# Quantitative scales

Quantitative scales are useful when your input domain is in the form of continuous values. d3.js provides several different forms of quantitative scales, including:

• `d3.scale.linear()`, creating a linear scale [d3.js documentation wiki]
• `d3.scale.pow().exponent(x)`, creating a power-scale, given a power `x` [d3.js documentation wiki]
• `d3.scale.sqrt()` is a power-scale with the power `0.5`
• `d3.scale.log().base(x)`, creating a log-scale, given a base `x` [d3.js documentation wiki]
• `d3.scale.log()` creates a base-10 log-scale

Additionally, d3.js provides several other quantitative scales that are useful in more specific cases:

# Ordinal scales

Quantitative scales are useful when your input domain is in the form of discrete categories. The output range can be defined to either be points (for scatter-plot-like visualizations) or bands (for bar-chart-like visualizations where a value maps to a wide area).

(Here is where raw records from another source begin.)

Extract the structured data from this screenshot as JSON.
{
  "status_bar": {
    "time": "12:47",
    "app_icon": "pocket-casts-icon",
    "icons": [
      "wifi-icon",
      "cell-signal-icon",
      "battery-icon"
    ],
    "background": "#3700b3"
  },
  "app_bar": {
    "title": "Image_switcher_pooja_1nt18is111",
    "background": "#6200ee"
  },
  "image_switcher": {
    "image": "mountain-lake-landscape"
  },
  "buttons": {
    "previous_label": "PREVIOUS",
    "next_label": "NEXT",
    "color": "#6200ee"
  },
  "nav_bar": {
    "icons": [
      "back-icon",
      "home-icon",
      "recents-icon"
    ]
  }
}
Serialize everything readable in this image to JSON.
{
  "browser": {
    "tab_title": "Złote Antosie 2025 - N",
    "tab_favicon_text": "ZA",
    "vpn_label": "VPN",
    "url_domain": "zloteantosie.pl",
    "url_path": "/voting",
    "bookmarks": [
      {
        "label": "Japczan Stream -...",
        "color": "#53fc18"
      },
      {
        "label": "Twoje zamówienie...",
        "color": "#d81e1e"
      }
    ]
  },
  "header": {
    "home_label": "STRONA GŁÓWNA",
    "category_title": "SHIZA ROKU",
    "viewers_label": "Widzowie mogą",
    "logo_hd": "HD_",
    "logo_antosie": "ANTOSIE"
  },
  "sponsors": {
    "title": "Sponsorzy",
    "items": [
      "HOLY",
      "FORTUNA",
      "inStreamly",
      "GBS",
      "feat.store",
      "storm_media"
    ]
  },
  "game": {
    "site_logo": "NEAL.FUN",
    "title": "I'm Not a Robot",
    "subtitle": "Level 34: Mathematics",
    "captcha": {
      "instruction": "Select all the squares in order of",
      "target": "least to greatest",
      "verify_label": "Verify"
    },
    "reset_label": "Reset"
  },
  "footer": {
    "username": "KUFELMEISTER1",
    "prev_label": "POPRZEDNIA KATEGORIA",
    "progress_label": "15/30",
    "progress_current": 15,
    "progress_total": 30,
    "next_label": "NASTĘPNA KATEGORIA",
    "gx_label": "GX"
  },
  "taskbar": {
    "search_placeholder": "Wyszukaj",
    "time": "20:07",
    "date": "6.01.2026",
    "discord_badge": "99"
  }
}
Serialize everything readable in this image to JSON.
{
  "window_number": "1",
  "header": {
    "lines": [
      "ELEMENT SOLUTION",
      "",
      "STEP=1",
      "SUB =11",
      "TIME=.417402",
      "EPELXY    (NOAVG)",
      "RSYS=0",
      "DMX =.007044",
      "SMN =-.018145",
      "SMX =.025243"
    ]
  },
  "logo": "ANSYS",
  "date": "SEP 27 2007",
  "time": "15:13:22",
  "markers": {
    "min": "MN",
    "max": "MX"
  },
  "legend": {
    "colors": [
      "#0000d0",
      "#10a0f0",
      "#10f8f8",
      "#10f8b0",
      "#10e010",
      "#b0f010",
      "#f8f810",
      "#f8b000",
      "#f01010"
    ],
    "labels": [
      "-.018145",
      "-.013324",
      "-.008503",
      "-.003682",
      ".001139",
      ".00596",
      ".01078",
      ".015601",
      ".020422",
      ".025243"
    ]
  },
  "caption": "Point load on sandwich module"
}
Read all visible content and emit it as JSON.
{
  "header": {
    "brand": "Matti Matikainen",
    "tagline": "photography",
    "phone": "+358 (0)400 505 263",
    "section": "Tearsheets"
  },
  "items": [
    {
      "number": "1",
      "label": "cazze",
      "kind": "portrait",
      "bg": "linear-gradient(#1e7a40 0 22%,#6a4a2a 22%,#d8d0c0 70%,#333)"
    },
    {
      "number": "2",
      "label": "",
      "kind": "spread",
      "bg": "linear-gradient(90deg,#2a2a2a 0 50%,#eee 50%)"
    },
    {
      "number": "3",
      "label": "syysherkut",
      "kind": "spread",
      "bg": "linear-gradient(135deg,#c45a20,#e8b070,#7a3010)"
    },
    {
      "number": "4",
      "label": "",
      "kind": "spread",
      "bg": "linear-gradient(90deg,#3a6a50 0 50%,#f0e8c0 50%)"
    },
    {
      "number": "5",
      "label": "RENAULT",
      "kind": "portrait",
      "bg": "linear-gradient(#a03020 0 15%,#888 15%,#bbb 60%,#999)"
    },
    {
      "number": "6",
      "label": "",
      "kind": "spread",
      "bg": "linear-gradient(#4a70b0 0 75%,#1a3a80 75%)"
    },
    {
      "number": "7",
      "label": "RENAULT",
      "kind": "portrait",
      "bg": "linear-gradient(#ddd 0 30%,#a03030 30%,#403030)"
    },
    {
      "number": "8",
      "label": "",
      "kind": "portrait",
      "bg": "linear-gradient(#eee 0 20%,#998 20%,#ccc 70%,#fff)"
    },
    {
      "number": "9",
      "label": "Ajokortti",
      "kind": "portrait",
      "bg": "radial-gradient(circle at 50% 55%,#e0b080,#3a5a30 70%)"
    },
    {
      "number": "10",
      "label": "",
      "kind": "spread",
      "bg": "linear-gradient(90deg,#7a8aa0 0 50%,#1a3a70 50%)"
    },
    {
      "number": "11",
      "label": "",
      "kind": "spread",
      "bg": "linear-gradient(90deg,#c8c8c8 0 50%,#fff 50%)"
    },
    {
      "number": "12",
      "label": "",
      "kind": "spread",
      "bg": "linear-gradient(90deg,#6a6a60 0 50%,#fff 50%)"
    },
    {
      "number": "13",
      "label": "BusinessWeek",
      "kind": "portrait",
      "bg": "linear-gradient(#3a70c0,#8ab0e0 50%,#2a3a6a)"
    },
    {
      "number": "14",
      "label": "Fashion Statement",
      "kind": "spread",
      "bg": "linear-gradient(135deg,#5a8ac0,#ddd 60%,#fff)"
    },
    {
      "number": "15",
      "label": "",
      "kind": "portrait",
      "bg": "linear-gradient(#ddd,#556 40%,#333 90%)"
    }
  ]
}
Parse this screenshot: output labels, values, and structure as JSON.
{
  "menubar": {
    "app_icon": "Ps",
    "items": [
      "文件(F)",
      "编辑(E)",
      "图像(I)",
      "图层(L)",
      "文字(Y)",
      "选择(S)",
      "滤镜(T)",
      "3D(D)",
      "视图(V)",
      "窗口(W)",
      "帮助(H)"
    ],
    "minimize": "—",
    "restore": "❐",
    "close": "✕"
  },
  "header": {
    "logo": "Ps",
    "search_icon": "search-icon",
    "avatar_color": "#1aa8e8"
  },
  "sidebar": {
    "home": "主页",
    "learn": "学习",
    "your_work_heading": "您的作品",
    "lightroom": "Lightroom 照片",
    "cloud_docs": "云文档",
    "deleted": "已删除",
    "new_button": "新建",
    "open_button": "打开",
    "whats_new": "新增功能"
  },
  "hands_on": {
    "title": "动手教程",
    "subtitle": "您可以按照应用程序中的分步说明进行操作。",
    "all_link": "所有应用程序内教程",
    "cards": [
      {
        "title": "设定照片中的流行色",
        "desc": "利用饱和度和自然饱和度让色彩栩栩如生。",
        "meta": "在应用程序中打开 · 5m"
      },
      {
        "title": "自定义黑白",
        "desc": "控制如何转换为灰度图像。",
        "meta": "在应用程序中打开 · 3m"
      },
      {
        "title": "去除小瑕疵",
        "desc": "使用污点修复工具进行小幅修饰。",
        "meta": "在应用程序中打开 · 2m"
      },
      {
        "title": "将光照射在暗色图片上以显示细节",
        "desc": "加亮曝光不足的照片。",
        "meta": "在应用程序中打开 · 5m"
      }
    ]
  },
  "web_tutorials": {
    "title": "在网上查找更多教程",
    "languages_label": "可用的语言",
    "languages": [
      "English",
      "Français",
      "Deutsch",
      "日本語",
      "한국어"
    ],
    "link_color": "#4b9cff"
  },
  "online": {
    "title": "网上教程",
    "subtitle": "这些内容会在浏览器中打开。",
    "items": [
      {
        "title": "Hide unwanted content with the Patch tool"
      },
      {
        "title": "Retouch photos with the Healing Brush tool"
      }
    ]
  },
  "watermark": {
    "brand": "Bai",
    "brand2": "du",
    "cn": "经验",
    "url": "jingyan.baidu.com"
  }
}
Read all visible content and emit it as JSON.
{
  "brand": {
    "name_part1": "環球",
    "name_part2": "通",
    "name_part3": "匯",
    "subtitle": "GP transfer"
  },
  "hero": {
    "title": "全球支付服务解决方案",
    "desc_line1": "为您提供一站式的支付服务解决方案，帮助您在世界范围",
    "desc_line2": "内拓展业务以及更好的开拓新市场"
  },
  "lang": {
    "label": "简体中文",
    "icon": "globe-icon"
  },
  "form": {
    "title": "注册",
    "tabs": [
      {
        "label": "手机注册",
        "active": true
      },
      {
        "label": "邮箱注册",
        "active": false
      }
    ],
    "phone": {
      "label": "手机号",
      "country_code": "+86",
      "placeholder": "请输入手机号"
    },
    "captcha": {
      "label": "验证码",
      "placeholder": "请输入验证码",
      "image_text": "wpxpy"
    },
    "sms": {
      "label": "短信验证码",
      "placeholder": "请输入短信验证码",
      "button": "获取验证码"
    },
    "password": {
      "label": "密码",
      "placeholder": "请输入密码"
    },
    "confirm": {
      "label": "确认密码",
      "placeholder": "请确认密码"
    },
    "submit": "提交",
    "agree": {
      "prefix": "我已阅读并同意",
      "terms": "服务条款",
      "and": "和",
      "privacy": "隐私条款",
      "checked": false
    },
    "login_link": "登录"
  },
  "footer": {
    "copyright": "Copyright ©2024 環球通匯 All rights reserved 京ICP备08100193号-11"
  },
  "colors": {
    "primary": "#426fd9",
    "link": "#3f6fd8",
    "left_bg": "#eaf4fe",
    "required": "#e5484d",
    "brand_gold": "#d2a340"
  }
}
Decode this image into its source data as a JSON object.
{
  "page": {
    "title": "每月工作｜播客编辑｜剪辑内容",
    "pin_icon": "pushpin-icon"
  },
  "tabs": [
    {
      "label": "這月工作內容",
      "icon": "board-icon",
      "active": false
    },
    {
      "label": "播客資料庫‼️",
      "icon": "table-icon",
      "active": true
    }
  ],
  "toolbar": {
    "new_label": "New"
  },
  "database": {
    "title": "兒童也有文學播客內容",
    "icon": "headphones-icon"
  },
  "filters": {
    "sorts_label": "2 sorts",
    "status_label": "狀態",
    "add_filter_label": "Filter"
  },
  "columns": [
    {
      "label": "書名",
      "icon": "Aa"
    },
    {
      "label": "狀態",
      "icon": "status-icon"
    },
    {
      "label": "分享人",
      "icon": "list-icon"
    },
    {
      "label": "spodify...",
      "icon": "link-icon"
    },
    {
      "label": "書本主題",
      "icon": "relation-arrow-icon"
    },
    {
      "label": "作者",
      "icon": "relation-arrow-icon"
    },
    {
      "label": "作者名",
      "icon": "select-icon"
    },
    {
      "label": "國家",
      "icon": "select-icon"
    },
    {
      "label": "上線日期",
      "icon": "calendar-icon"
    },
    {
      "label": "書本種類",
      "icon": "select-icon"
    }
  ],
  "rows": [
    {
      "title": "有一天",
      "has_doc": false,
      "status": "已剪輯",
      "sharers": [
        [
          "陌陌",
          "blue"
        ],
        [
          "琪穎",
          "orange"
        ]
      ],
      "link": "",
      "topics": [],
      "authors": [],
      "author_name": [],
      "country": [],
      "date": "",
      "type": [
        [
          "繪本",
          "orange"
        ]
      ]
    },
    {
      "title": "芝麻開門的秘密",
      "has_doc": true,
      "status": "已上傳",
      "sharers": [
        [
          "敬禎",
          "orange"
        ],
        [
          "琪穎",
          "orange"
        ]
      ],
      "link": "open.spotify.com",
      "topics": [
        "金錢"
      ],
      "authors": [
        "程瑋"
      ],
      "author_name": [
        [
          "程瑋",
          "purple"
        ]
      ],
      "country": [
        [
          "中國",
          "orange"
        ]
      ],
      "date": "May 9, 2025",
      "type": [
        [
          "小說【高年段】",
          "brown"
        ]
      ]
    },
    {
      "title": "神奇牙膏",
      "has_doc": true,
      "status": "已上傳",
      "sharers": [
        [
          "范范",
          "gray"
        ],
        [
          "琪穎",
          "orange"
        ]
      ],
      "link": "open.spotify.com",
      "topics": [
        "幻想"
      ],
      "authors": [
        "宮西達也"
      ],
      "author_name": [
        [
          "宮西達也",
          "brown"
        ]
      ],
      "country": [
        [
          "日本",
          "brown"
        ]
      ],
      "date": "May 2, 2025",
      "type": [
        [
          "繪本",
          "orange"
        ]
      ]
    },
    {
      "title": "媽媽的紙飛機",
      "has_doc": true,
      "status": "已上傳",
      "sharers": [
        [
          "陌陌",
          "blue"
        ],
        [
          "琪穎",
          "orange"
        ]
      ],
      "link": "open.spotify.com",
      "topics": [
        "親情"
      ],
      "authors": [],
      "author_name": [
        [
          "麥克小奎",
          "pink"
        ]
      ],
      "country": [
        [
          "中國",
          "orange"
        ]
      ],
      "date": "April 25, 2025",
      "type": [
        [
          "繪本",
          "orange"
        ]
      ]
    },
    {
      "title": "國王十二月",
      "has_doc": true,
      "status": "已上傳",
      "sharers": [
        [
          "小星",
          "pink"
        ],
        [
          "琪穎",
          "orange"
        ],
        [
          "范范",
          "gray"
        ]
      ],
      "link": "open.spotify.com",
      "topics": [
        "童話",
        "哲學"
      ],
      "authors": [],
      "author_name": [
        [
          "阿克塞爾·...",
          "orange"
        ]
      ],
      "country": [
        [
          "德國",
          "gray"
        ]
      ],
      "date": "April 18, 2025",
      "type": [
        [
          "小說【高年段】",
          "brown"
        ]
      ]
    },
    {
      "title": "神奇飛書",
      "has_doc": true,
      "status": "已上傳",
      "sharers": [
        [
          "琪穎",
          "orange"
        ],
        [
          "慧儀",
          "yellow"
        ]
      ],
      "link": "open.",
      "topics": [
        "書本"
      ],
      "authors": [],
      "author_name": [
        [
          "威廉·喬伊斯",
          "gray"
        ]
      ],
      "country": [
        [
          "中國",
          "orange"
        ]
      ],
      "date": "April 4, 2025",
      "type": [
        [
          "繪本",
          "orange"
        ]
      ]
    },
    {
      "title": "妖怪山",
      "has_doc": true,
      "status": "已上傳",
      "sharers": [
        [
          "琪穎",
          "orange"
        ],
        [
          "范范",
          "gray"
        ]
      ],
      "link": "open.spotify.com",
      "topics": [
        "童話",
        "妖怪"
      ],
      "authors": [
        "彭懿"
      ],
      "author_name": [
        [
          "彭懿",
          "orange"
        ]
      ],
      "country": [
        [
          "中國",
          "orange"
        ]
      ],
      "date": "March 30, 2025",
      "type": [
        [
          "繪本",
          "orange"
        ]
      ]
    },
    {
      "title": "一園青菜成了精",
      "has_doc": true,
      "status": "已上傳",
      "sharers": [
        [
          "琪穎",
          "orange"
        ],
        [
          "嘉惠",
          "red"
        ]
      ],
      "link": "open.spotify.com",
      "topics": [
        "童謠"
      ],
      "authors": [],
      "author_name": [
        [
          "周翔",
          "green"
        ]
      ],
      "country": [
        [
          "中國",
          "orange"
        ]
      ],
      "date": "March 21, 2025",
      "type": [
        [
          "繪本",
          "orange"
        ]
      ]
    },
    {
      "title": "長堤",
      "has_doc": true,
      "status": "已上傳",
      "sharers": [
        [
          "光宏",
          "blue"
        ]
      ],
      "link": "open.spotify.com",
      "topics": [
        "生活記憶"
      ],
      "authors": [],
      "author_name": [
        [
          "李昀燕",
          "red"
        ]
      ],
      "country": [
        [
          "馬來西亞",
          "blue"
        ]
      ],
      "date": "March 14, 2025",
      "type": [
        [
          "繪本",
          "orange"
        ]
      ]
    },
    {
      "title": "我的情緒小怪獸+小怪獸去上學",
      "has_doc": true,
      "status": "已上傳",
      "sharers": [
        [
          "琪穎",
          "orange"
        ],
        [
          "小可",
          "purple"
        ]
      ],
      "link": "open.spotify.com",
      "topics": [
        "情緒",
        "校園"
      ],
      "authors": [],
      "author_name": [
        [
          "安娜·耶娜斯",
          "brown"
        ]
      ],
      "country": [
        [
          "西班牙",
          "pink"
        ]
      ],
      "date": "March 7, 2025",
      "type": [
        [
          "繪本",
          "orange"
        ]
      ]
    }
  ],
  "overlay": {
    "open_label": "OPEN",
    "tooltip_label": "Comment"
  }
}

• `d3.scale.ordinal()`, creating a ordinal scale [d3.js documentation wiki]
• `.range([values])`, to specify points
• `.rangeBands([values])`, to specify bands